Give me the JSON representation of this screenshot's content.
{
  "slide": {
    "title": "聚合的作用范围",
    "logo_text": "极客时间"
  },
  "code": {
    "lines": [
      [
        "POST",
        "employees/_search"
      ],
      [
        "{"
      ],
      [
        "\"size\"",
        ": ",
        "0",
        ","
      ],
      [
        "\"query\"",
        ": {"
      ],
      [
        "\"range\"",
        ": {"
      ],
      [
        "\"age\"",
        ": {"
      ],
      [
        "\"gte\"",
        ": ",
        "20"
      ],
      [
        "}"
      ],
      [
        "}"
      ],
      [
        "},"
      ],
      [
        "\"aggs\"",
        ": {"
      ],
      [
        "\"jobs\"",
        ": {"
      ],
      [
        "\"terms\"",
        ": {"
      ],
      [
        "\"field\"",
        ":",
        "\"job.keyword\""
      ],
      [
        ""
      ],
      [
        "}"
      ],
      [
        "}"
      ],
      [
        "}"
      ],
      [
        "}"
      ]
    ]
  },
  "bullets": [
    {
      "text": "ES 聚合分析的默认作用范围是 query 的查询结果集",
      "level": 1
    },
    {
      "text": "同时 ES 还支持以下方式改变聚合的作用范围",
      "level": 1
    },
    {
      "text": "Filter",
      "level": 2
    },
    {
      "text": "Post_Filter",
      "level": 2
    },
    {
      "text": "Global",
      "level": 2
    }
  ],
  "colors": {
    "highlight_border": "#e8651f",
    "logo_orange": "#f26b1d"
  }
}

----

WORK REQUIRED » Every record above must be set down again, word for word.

ANSWER FOR THE TASK »
Give me the JSON representation of this screenshot's content.
{
  "slide": {
    "title": "聚合的作用范围",
    "logo_text": "极客时间"
  },
  "code": {
    "lines": [
      [
        "POST",
        "employees/_search"
      ],
      [
        "{"
      ],
      [
        "\"size\"",
        ": ",
        "0",
        ","
      ],
      [
        "\"query\"",
        ": {"
      ],
      [
        "\"range\"",
        ": {"
      ],
      [
        "\"age\"",
        ": {"
      ],
      [
        "\"gte\"",
        ": ",
        "20"
      ],
      [
        "}"
      ],
      [
        "}"
      ],
      [
        "},"
      ],
      [
        "\"aggs\"",
        ": {"
      ],
      [
        "\"jobs\"",
        ": {"
      ],
      [
        "\"terms\"",
        ": {"
      ],
      [
        "\"field\"",
        ":",
        "\"job.keyword\""
      ],
      [
        ""
      ],
      [
        "}"
      ],
      [
        "}"
      ],
      [
        "}"
      ],
      [
        "}"
      ]
    ]
  },
  "bullets": [
    {
      "text": "ES 聚合分析的默认作用范围是 query 的查询结果集",
      "level": 1
    },
    {
      "text": "同时 ES 还支持以下方式改变聚合的作用范围",
      "level": 1
    },
    {
      "text": "Filter",
      "level": 2
    },
    {
      "text": "Post_Filter",
      "level": 2
    },
    {
      "text": "Global",
      "level": 2
    }
  ],
  "colors": {
    "highlight_border": "#e8651f",
    "logo_orange": "#f26b1d"
  }
}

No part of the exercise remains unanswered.